Why the Apple Watch Is a Boon for the Middle Class

March 9, 2015 Updated: March 13, 2015

Apart from being attached to your wrist, one of the most unique features of the Apple Watch that distinguishes it from previous Apple products is its extreme price segmentation. The basic Sports Watch with a rubber strap starts at $349, with the price rising all the way up to $17,000 for an Apple Watch Edition, plated with 18-carat gold; mid-range stainless steel edition prices are from $549 to $1099.

The Apple Watch is seen as Apple’s entry into the luxury goods market, a move decried by some as injecting status competition that previously didn’t exist in the tech gadget ecosystem.

“Well, iPhone users: welcome to the world of gadget-based class anxiety. Today’s Apple Watch announcements will introduce devices you can’t afford, with features you’ll never be able to get,” wrote Fusion’s Kevin Roose.

Even as the Apple Watch might inflict some psychological discomfort for Apple customers, the product will allow Apple to enlarge its share of the luxury goods market, which is ultimately good for its user-base because of Apple’s role as an innovator.

Those who would spend $17,000 on a watch that will probably be replaced in a year or two will dispense with their wealth on luxury goods one way or another, and if they don’t spend it on the latest gadgets from Silicon Valley, they’ll likely pick up an alternative like a Rolex.

The difference between Apple and Rolex is that the former has been a relentless innovator that’s willing to reinvest its profits into making products for a large, middle-class user base, coming out with new products in regular cycles. The larger the share of luxury consumer goods sold by Apple, the more revenue from that markets goes into exploring inventions that benefit everyone. 

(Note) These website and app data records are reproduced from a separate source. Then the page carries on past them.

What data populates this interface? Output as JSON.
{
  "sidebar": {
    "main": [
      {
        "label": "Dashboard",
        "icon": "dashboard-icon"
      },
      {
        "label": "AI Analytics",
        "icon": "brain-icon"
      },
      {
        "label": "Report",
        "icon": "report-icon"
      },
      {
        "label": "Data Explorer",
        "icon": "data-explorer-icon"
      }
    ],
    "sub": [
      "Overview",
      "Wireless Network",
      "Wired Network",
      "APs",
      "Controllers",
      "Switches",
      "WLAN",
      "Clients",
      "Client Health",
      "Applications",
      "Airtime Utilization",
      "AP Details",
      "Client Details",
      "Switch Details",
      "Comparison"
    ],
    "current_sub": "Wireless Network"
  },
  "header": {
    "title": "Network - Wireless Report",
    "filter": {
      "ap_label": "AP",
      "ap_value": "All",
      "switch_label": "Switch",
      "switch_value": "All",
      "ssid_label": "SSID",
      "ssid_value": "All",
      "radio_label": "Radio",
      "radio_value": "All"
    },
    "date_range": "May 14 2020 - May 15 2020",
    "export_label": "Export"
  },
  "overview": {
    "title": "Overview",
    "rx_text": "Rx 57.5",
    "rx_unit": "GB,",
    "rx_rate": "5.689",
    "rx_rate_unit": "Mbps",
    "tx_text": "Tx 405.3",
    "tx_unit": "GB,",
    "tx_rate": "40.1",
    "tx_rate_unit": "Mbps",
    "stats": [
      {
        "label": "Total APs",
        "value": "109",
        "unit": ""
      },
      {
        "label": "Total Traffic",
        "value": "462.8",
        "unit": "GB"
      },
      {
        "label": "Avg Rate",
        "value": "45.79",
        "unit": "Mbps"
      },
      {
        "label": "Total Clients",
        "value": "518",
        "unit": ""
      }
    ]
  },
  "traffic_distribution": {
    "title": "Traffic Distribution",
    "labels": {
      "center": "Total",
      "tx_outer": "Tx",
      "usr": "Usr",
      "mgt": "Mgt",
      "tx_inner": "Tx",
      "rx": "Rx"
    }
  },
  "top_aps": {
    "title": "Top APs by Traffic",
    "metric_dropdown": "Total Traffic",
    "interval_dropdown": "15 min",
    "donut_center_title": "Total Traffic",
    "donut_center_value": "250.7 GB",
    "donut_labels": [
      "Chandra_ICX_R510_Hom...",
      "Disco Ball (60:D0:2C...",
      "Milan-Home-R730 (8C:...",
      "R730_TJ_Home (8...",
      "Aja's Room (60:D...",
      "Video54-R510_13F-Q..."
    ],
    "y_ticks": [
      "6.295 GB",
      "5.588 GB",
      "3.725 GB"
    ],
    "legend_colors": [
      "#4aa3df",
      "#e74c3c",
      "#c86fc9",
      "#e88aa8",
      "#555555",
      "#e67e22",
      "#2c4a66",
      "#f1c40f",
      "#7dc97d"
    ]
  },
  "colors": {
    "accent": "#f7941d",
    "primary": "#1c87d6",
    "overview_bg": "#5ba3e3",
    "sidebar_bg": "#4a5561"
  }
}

Moreover, prices for Apple Watch will naturally decline when it’s no longer a novelty item for early adopters and the product brand expand downstream. When the iPhone was introduced in 2007, then Microsoft CEO Steve Ballmer said that at $500 after being subsidized with a cellular plan, it was far too expensive to be successful. At Apple’s Spring Forward event on Monday, CEO Tim Cook said that the company has sold 700 million iPhones since its launch.

Indeed, on Monday Apple unveiled plans to enter the field of healthcare, partnering with leading institutions around the world to design apps that would make it easier for patients to generate data that could be useful for medical researchers trying to find better ways to tackle diseases like Parkinson’s and asthma.